Large food conglomerates grow produce for long-term storability at the expense of flavour, but those who disagree with that approach have to harvest tomatoes, strawberries and cucumbers every day, and zucchini blossoms twice a day. They have to ensure that the blossoms of delicate violet, wild pansy and scented geranium reach their destination within hours. The enterprise supplies about 30 gastronomy businesses a week with absolutely fresh pro-duce. When Michael Bauer nips tomatoes off the stem, he knows exactly which ones have a perfect flavour just then and which ones need another day or two to ripen.
Waltraud Bauer collects seeds and herbs from around the world, sows and plants them, and tests them in field and kitchen. She considers only the best as marketable: “More than 90 percent of the experimentally planted herbs are not interesting, but every so often an exciting plant appears.” Take Sicilian dill. Freshly picked and immediately put in your mouth, it tastes similar to standard dill, but it develops surprisingly sweet and different, strong flavours on your tongue. Then there’s the horseradish leaf with its hot taste, the red-leafed sorrel or the balsamic sage from Africa.
The stretched-out, half-raised plots housing this colourful sprawl of herbs display a practical elegance and have been made by the owners. It reflects the way the Bauers work: they try and do things, extracting the best out of everything, whether variety, plant, fruit or tool. They get their hands dirty and always stay on the lookout for something new. So if a legendary Italian chef like Cesare Giaccone from the Piedmont comes to visit the couple’s vegetable domain and happens to mention a fantastic type of corn to use in polenta, soon after it will be test-grown in Waltraud Bauer’s corn field.
“You need a nose for what’s coming next. That’s why we try something new every year.”

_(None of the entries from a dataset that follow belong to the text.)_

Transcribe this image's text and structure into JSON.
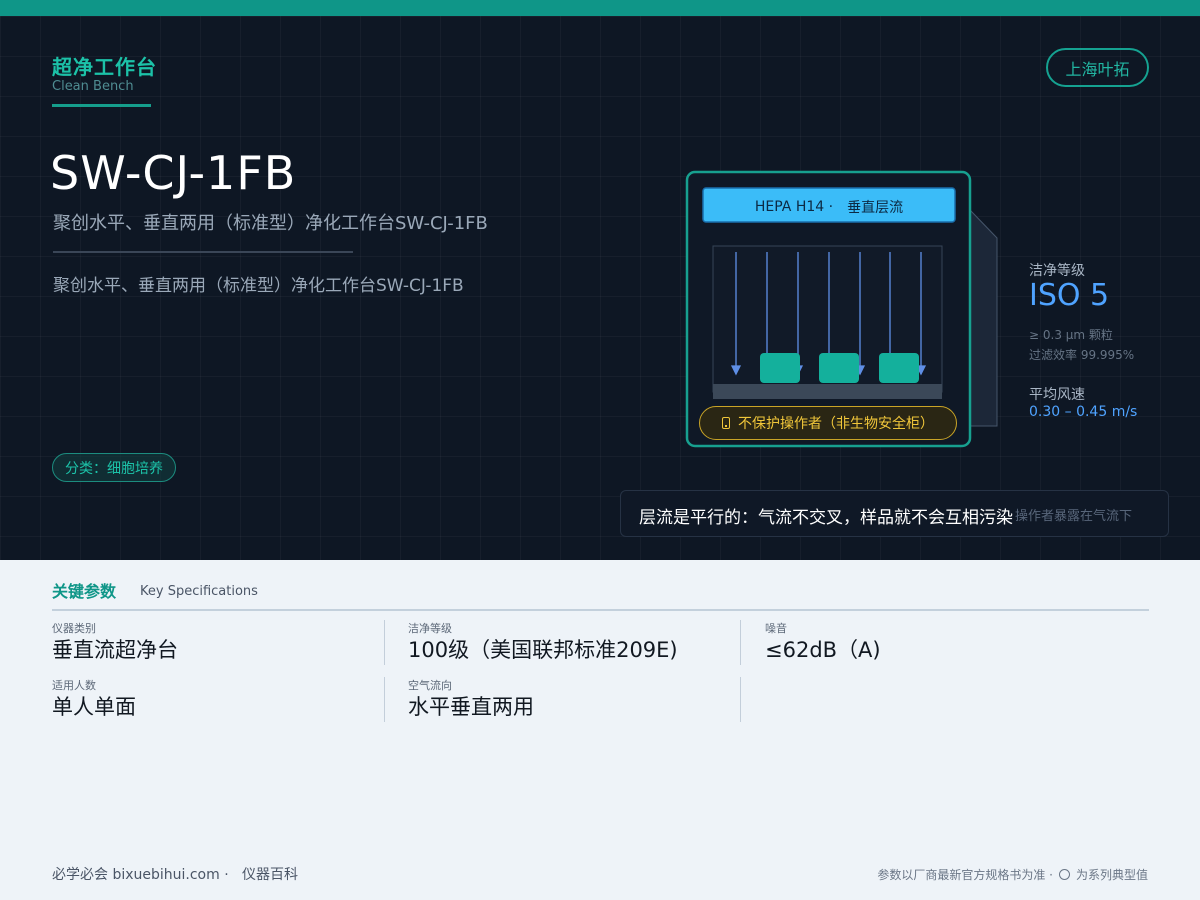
{
  "category": {
    "zh": "超净工作台",
    "en": "Clean Bench"
  },
  "brand": "上海叶拓",
  "product": {
    "model": "SW-CJ-1FB",
    "subtitle": "聚创水平、垂直两用（标准型）净化工作台SW-CJ-1FB",
    "description": "聚创水平、垂直两用（标准型）净化工作台SW-CJ-1FB"
  },
  "tag": "分类：细胞培养",
  "diagram": {
    "filter": "HEPA H14 ·",
    "flow": "垂直层流",
    "warning": "不保护操作者（非生物安全柜）"
  },
  "cleanliness": {
    "label": "洁净等级",
    "value": "ISO 5",
    "particle": "≥ 0.3 μm 颗粒",
    "efficiency": "过滤效率 99.995%"
  },
  "airspeed": {
    "label": "平均风速",
    "value": "0.30 – 0.45 m/s"
  },
  "note": {
    "main": "层流是平行的：气流不交叉，样品就不会互相污染",
    "sub": "操作者暴露在气流下"
  },
  "specs": {
    "title": "关键参数",
    "title_en": "Key Specifications",
    "items": [
      {
        "key": "仪器类别",
        "value": "垂直流超净台"
      },
      {
        "key": "洁净等级",
        "value": "100级（美国联邦标准209E)"
      },
      {
        "key": "噪音",
        "value": "≤62dB（A)"
      },
      {
        "key": "适用人数",
        "value": "单人单面"
      },
      {
        "key": "空气流向",
        "value": "水平垂直两用"
      }
    ]
  },
  "footer": {
    "site": "必学必会 bixuebihui.com ·",
    "section": "仪器百科",
    "disclaimer": "参数以厂商最新官方规格书为准 ·",
    "typical": "为系列典型值"
  },
  "colors": {
    "accent": "#0f9688",
    "hero_bg": "#0e1724",
    "hepa": "#3bbcf8",
    "iso_blue": "#4fa3ff",
    "warning": "#f0c63a",
    "sample": "#14b09c"
  }
}
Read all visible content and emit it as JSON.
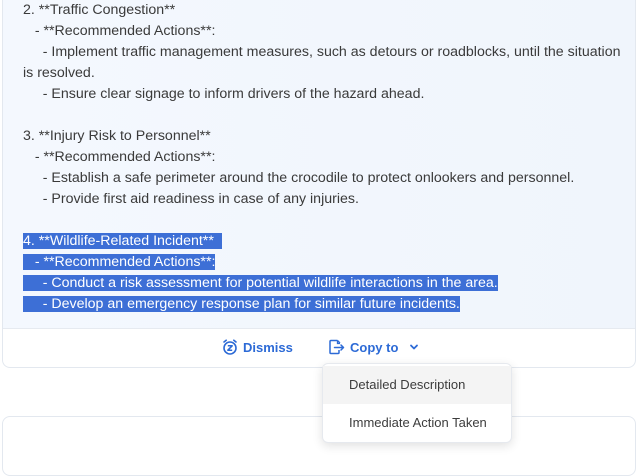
{
  "content": {
    "lines": [
      {
        "text": "2. **Traffic Congestion**",
        "selected": false
      },
      {
        "text": "   - **Recommended Actions**:",
        "selected": false
      },
      {
        "text": "     - Implement traffic management measures, such as detours or roadblocks, until the situation",
        "selected": false
      },
      {
        "text": "is resolved.",
        "selected": false
      },
      {
        "text": "     - Ensure clear signage to inform drivers of the hazard ahead.",
        "selected": false
      },
      {
        "text": "",
        "selected": false
      },
      {
        "text": "3. **Injury Risk to Personnel**",
        "selected": false
      },
      {
        "text": "   - **Recommended Actions**:",
        "selected": false
      },
      {
        "text": "     - Establish a safe perimeter around the crocodile to protect onlookers and personnel.",
        "selected": false
      },
      {
        "text": "     - Provide first aid readiness in case of any injuries.",
        "selected": false
      },
      {
        "text": "",
        "selected": false
      },
      {
        "text": "4. **Wildlife-Related Incident**  ",
        "selected": true
      },
      {
        "text": "   - **Recommended Actions**:",
        "selected": true
      },
      {
        "text": "     - Conduct a risk assessment for potential wildlife interactions in the area.",
        "selected": true
      },
      {
        "text": "     - Develop an emergency response plan for similar future incidents.",
        "selected": true
      }
    ]
  },
  "actions": {
    "dismiss_label": "Dismiss",
    "copy_label": "Copy to",
    "accent_color": "#2c6ad6"
  },
  "dropdown": {
    "items": [
      "Detailed Description",
      "Immediate Action Taken"
    ]
  },
  "colors": {
    "selection": "#3d6fd6",
    "text": "#3a3a3a"
  }
}
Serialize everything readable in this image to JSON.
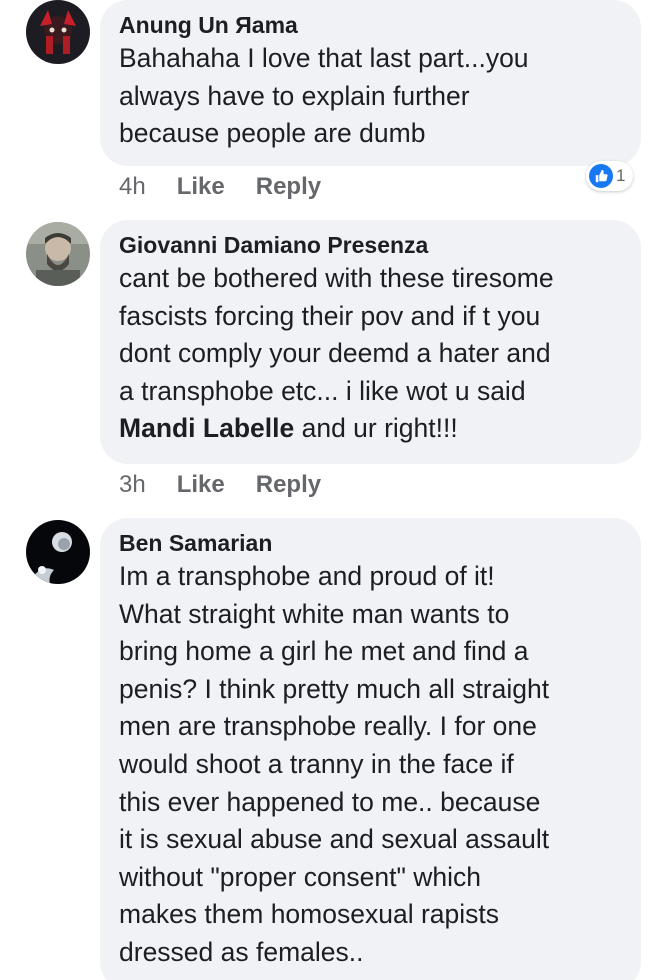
{
  "comments": [
    {
      "author": "Anung Un Яama",
      "lines": [
        "Bahahaha I love that last part...you",
        "always have to explain further",
        "because people are dumb"
      ],
      "time": "4h",
      "like_label": "Like",
      "reply_label": "Reply",
      "reaction_count": "1"
    },
    {
      "author": "Giovanni Damiano Presenza",
      "lines": [
        "cant be bothered with these tiresome",
        "fascists forcing their pov and if  t you",
        "dont comply your deemd a hater and",
        "a transphobe etc... i like wot u said"
      ],
      "mention": "Mandi Labelle",
      "mention_tail": " and ur right!!!",
      "time": "3h",
      "like_label": "Like",
      "reply_label": "Reply"
    },
    {
      "author": "Ben Samarian",
      "lines": [
        "Im a transphobe and proud of it!",
        "What straight white man wants to",
        "bring home a girl he met and find a",
        "penis? I think pretty much all straight",
        "men are transphobe really. I for one",
        "would shoot a tranny in the face if",
        "this ever happened to me.. because",
        "it is sexual abuse and sexual assault",
        "without \"proper consent\" which",
        "makes them homosexual rapists",
        "dressed as females.."
      ]
    }
  ],
  "colors": {
    "bubble_bg": "#f0f2f5",
    "meta_text": "#65676b",
    "like_badge": "#1877f2"
  }
}
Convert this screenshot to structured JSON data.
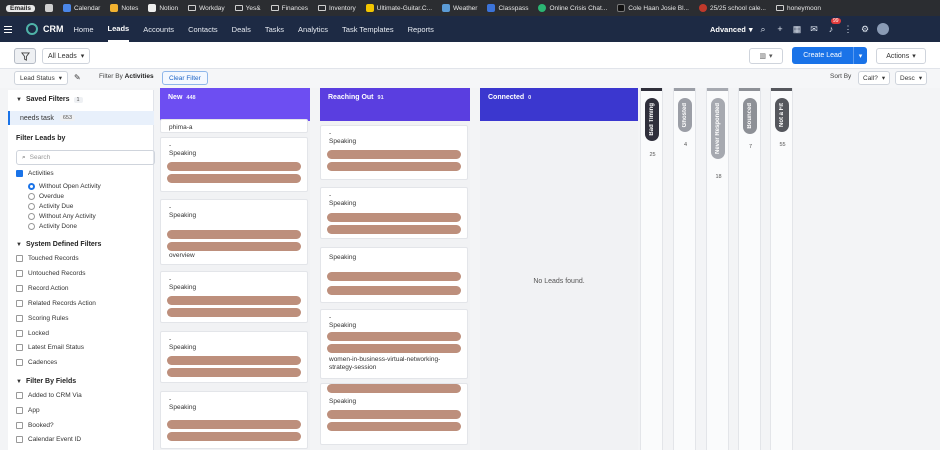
{
  "bookmarks": [
    {
      "label": "Emails",
      "icon": "emails-icon",
      "color": "#e8e8e8"
    },
    {
      "label": "",
      "icon": "apps-grid-icon",
      "color": "#cfcfcf"
    },
    {
      "label": "Calendar",
      "icon": "calendar-icon",
      "color": "#4a86e8"
    },
    {
      "label": "Notes",
      "icon": "notes-icon",
      "color": "#f2b230"
    },
    {
      "label": "Notion",
      "icon": "notion-icon",
      "color": "#eeeeee"
    },
    {
      "label": "Workday",
      "icon": "folder-icon",
      "color": ""
    },
    {
      "label": "Yes&",
      "icon": "folder-icon",
      "color": ""
    },
    {
      "label": "Finances",
      "icon": "folder-icon",
      "color": ""
    },
    {
      "label": "Inventory",
      "icon": "folder-icon",
      "color": ""
    },
    {
      "label": "Ultimate-Guitar.C...",
      "icon": "guitar-icon",
      "color": "#f2c500"
    },
    {
      "label": "Weather",
      "icon": "weather-icon",
      "color": "#5b9bd5"
    },
    {
      "label": "Classpass",
      "icon": "classpass-icon",
      "color": "#3b73d9"
    },
    {
      "label": "Online Crisis Chat...",
      "icon": "chat-icon",
      "color": "#2bb673"
    },
    {
      "label": "Cole Haan Josie Bl...",
      "icon": "cole-haan-icon",
      "color": "#111111"
    },
    {
      "label": "25/25 school cale...",
      "icon": "school-icon",
      "color": "#c0392b"
    },
    {
      "label": "honeymoon",
      "icon": "folder-icon",
      "color": ""
    }
  ],
  "header": {
    "brand": "CRM",
    "nav": [
      "Home",
      "Leads",
      "Accounts",
      "Contacts",
      "Deals",
      "Tasks",
      "Analytics",
      "Task Templates",
      "Reports"
    ],
    "active_nav": "Leads",
    "advanced_label": "Advanced",
    "notification_count": "99"
  },
  "toolbar": {
    "view_label": "All Leads",
    "create_label": "Create Lead",
    "actions_label": "Actions"
  },
  "filterbar": {
    "lead_status_label": "Lead Status",
    "filter_by_prefix": "Filter By",
    "filter_by_value": "Activities",
    "clear_filter_label": "Clear Filter",
    "sort_by_label": "Sort By",
    "sort_field": "Call?",
    "sort_order": "Desc"
  },
  "sidebar": {
    "saved_filters_title": "Saved Filters",
    "saved_filters_count": "1",
    "saved_item_label": "needs task",
    "saved_item_count": "653",
    "filter_leads_by_title": "Filter Leads by",
    "search_placeholder": "Search",
    "activities_label": "Activities",
    "activity_options": [
      "Without Open Activity",
      "Overdue",
      "Activity Due",
      "Without Any Activity",
      "Activity Done"
    ],
    "system_filters_title": "System Defined Filters",
    "system_filters": [
      "Touched Records",
      "Untouched Records",
      "Record Action",
      "Related Records Action",
      "Scoring Rules",
      "Locked",
      "Latest Email Status",
      "Cadences"
    ],
    "field_filters_title": "Filter By Fields",
    "field_filters": [
      "Added to CRM Via",
      "App",
      "Booked?",
      "Calendar Event ID"
    ]
  },
  "columns": [
    {
      "name": "New",
      "count": "448",
      "color": "#6d4ef2"
    },
    {
      "name": "Reaching Out",
      "count": "91",
      "color": "#5a3ee0"
    },
    {
      "name": "Connected",
      "count": "0",
      "color": "#3b37cf",
      "empty_text": "No Leads found."
    }
  ],
  "new_cards": [
    {
      "dash": "",
      "text": "phima-a"
    },
    {
      "dash": "-",
      "text": "Speaking"
    },
    {
      "dash": "-",
      "text": "Speaking",
      "extra": "overview"
    },
    {
      "dash": "-",
      "text": "Speaking"
    },
    {
      "dash": "-",
      "text": "Speaking"
    },
    {
      "dash": "-",
      "text": "Speaking"
    }
  ],
  "reaching_cards": [
    {
      "dash": "-",
      "text": "Speaking"
    },
    {
      "dash": "-",
      "text": "Speaking"
    },
    {
      "dash": "",
      "text": "Speaking"
    },
    {
      "dash": "-",
      "text": "Speaking",
      "extra": "women-in-business-virtual-networking-strategy-session"
    },
    {
      "dash": "",
      "text": "Speaking"
    }
  ],
  "collapsed_columns": [
    {
      "name": "Bad Timing",
      "count": "25",
      "color": "#2f2f3b"
    },
    {
      "name": "Ghosted",
      "count": "4",
      "color": "#9b9ea6"
    },
    {
      "name": "Never Responded",
      "count": "18",
      "color": "#a6a9b0"
    },
    {
      "name": "Bounced",
      "count": "7",
      "color": "#8d9096"
    },
    {
      "name": "Not a Fit",
      "count": "55",
      "color": "#55575d"
    }
  ]
}
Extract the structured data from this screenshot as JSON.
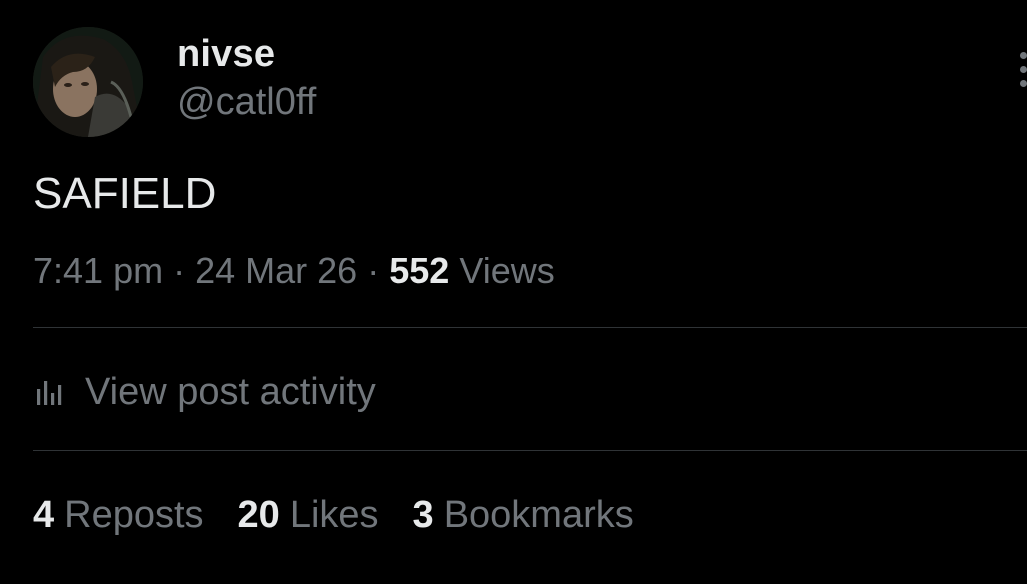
{
  "author": {
    "display_name": "nivse",
    "handle": "@catl0ff",
    "avatar_icon": "user-avatar"
  },
  "post": {
    "text": "SAFIELD",
    "time": "7:41 pm",
    "separator": "·",
    "date": "24 Mar 26",
    "views_count": "552",
    "views_label": "Views"
  },
  "activity": {
    "icon": "analytics-bars-icon",
    "label": "View post activity"
  },
  "stats": {
    "reposts_count": "4",
    "reposts_label": "Reposts",
    "likes_count": "20",
    "likes_label": "Likes",
    "bookmarks_count": "3",
    "bookmarks_label": "Bookmarks"
  },
  "colors": {
    "background": "#000000",
    "primary_text": "#e7e9ea",
    "secondary_text": "#71767b",
    "divider": "#2f3336"
  }
}
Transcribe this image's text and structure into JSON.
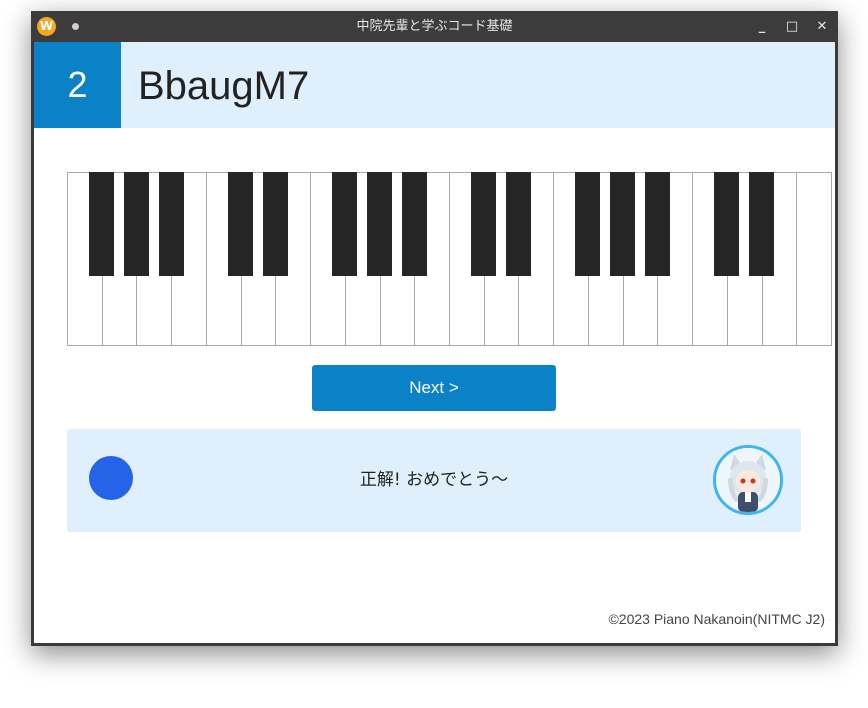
{
  "window": {
    "title": "中院先輩と学ぶコード基礎",
    "app_icon_letter": "W",
    "minimize_glyph": "_",
    "maximize_glyph": "□",
    "close_glyph": "✕"
  },
  "question": {
    "number": "2",
    "chord_name": "BbaugM7"
  },
  "keyboard": {
    "white_key_count": 22,
    "highlighted_keys": []
  },
  "next_button": {
    "label": "Next >"
  },
  "feedback": {
    "message": "正解! おめでとう～",
    "status_color": "#2563e8",
    "avatar_icon": "character-avatar-icon"
  },
  "footer": {
    "copyright": "©2023 Piano Nakanoin(NITMC J2)"
  },
  "colors": {
    "accent": "#0b82c8",
    "header_bg": "#dff0fc"
  }
}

Corn, beans and pumpkin are grown in the same mixed-type cultivation used by the Central American Mayas at least 2,000 years ago. Corn provides the poles on which beans can grow, which in turn supply the corn’s roots with nitrogen. The pumpkins protect the earth from erosion and dryness. This history of shared cultivation of crops and people is part of Waltraud and Michael’s agricultural philosophy. They know their home-grown plants’ history just as well as their preferred locations, light, shade, water and soil consistency. It’s all part of the plants’ growth and their flavours’ development. For example, the same kind of potato can taste entirely different depending on the soil it matured in.
A guest like the one whose tastebuds were so thrilled by the Stetten potatoes doesn’t really need to know all this in order to enjoy. Quality stands for itself. Nevertheless, a dish might just be even more delightful when you understand that the art produced in the kitchen has its roots in the soil and the people who look after it with such dedication.
Rare vegetable varieties, the taste of tomorrow and cooking for a better world: Stories of tradition and the future of gastronomy.
The articles can be found in the current 'S-Magazine'. Every four months you can find new stories here.